BEGIN RECORDS FOR PROCESSING

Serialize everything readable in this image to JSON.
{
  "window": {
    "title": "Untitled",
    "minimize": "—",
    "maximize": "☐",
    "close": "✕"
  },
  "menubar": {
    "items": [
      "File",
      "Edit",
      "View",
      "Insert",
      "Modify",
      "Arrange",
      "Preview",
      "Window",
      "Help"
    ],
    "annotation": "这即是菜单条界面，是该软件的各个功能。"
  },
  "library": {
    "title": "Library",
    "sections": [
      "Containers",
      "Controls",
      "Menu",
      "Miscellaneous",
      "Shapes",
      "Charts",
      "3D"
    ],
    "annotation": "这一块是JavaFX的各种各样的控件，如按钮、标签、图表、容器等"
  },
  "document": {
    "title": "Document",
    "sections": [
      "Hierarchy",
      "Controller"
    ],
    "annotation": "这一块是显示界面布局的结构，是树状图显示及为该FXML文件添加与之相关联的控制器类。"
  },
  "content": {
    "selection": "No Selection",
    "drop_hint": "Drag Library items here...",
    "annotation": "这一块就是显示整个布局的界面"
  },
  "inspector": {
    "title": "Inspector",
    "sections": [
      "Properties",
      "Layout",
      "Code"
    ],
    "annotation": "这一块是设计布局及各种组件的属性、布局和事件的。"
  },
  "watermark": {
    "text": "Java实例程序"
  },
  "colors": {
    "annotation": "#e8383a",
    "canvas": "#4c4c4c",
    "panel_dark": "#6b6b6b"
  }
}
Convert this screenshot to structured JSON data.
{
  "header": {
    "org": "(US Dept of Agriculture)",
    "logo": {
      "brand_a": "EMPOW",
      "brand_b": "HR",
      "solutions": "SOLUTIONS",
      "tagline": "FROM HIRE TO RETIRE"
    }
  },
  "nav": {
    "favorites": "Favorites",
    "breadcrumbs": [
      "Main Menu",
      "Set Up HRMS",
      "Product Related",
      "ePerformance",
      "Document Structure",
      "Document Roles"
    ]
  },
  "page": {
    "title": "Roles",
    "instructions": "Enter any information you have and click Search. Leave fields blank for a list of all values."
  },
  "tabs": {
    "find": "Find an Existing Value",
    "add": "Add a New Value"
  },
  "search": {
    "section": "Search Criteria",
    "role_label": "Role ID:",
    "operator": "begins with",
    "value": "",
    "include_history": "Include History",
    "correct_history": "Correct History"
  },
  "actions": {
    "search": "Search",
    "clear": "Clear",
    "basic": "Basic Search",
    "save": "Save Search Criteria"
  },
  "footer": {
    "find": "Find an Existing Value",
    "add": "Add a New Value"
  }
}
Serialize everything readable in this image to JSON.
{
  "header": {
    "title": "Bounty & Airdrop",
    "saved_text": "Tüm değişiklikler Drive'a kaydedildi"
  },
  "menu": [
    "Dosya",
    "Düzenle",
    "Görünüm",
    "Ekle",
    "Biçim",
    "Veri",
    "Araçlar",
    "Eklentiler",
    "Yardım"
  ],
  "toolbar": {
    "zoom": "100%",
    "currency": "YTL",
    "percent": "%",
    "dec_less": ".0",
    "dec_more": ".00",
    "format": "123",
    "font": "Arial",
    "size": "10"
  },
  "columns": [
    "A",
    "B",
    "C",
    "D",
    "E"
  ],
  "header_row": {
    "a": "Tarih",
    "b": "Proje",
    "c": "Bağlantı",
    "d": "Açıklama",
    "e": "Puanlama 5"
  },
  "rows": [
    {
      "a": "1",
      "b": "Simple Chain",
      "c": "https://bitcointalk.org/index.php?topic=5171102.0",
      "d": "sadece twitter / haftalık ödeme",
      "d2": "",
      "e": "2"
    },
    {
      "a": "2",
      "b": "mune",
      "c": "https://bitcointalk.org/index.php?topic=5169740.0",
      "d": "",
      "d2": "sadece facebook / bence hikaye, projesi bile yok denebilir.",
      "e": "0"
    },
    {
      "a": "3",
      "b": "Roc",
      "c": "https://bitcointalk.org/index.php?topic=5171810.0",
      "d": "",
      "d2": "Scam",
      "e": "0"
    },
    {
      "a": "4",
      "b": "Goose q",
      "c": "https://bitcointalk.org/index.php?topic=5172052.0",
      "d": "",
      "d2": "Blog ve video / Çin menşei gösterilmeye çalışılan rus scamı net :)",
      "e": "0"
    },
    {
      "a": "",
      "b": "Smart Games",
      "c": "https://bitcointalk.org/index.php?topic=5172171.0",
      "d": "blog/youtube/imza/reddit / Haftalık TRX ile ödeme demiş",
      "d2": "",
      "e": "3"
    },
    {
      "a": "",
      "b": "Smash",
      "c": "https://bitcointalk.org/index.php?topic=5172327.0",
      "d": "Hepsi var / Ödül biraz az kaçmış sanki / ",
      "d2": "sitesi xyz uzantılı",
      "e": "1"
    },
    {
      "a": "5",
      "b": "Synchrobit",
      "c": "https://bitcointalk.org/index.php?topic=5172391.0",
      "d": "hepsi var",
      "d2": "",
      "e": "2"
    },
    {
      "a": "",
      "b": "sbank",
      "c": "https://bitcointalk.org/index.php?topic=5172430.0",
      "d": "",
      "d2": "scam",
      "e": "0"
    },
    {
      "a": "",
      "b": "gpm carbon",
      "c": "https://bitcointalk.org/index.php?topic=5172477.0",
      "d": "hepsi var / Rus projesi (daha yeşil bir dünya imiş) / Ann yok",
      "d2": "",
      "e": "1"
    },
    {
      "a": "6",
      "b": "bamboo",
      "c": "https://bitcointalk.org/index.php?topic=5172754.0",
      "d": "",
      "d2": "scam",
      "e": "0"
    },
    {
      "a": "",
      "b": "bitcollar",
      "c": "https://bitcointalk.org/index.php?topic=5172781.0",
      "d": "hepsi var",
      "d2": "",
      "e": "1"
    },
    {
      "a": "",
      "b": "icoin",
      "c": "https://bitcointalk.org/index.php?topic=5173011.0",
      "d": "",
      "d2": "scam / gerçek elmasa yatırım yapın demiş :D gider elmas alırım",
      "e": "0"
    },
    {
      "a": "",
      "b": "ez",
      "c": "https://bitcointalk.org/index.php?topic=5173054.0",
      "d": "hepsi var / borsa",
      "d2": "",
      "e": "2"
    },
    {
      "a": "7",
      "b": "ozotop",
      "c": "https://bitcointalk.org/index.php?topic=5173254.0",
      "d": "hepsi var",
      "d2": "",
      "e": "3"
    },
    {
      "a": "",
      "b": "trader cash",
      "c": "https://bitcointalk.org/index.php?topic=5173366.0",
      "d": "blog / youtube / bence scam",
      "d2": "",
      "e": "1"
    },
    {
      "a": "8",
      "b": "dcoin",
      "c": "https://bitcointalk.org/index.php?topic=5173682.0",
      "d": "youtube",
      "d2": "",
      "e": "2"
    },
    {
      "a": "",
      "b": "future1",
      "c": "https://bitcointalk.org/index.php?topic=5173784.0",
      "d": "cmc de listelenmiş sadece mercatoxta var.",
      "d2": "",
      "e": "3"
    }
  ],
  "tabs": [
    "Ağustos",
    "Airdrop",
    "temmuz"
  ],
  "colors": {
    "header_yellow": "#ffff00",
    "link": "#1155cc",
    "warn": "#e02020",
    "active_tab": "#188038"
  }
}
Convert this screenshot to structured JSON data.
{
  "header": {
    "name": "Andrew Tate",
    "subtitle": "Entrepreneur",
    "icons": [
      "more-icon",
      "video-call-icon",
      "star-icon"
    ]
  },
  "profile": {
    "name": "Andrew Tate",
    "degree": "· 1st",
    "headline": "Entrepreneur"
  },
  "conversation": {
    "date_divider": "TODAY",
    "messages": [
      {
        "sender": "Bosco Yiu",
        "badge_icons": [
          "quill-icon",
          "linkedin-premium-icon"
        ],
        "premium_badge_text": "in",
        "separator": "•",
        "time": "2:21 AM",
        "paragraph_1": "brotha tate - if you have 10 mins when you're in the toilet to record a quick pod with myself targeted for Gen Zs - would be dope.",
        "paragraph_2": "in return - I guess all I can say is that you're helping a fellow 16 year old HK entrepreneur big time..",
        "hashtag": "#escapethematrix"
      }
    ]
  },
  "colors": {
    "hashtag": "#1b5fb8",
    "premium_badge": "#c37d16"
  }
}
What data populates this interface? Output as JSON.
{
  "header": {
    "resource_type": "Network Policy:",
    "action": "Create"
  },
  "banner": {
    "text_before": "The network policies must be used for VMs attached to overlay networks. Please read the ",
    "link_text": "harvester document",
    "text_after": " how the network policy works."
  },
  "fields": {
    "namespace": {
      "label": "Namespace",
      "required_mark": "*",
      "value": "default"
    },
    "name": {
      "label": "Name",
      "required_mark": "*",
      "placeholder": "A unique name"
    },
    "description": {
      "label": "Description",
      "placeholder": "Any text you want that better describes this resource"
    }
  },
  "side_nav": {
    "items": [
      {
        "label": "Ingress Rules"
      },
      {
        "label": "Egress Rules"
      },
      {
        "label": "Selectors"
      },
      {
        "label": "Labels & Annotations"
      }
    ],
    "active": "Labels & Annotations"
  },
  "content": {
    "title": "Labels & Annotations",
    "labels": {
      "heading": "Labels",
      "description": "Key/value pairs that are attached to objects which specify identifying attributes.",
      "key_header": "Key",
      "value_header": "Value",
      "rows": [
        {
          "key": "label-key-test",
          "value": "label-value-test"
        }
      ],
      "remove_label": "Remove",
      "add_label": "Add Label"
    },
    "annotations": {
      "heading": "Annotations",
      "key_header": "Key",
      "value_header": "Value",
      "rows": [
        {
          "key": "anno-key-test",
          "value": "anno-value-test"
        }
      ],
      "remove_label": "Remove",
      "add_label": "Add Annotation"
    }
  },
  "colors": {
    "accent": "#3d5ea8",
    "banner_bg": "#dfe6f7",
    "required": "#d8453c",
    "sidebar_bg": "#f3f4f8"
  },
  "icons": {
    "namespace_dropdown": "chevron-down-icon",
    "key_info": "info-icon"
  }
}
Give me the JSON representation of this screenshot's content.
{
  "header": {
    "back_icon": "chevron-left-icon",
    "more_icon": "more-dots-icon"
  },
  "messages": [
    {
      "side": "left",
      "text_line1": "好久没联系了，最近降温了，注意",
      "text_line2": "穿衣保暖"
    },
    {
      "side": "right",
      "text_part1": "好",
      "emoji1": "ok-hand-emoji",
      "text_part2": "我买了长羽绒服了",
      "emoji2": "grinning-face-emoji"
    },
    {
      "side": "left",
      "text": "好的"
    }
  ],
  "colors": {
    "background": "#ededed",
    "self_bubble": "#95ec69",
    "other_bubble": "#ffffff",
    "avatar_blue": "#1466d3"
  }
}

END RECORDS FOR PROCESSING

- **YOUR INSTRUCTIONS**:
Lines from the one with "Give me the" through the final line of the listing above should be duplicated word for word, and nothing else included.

- **COMPLETED TASK**:
Give me the JSON representation of this screenshot's content.
{
  "header": {
    "back_icon": "chevron-left-icon",
    "more_icon": "more-dots-icon"
  },
  "messages": [
    {
      "side": "left",
      "text_line1": "好久没联系了，最近降温了，注意",
      "text_line2": "穿衣保暖"
    },
    {
      "side": "right",
      "text_part1": "好",
      "emoji1": "ok-hand-emoji",
      "text_part2": "我买了长羽绒服了",
      "emoji2": "grinning-face-emoji"
    },
    {
      "side": "left",
      "text": "好的"
    }
  ],
  "colors": {
    "background": "#ededed",
    "self_bubble": "#95ec69",
    "other_bubble": "#ffffff",
    "avatar_blue": "#1466d3"
  }
}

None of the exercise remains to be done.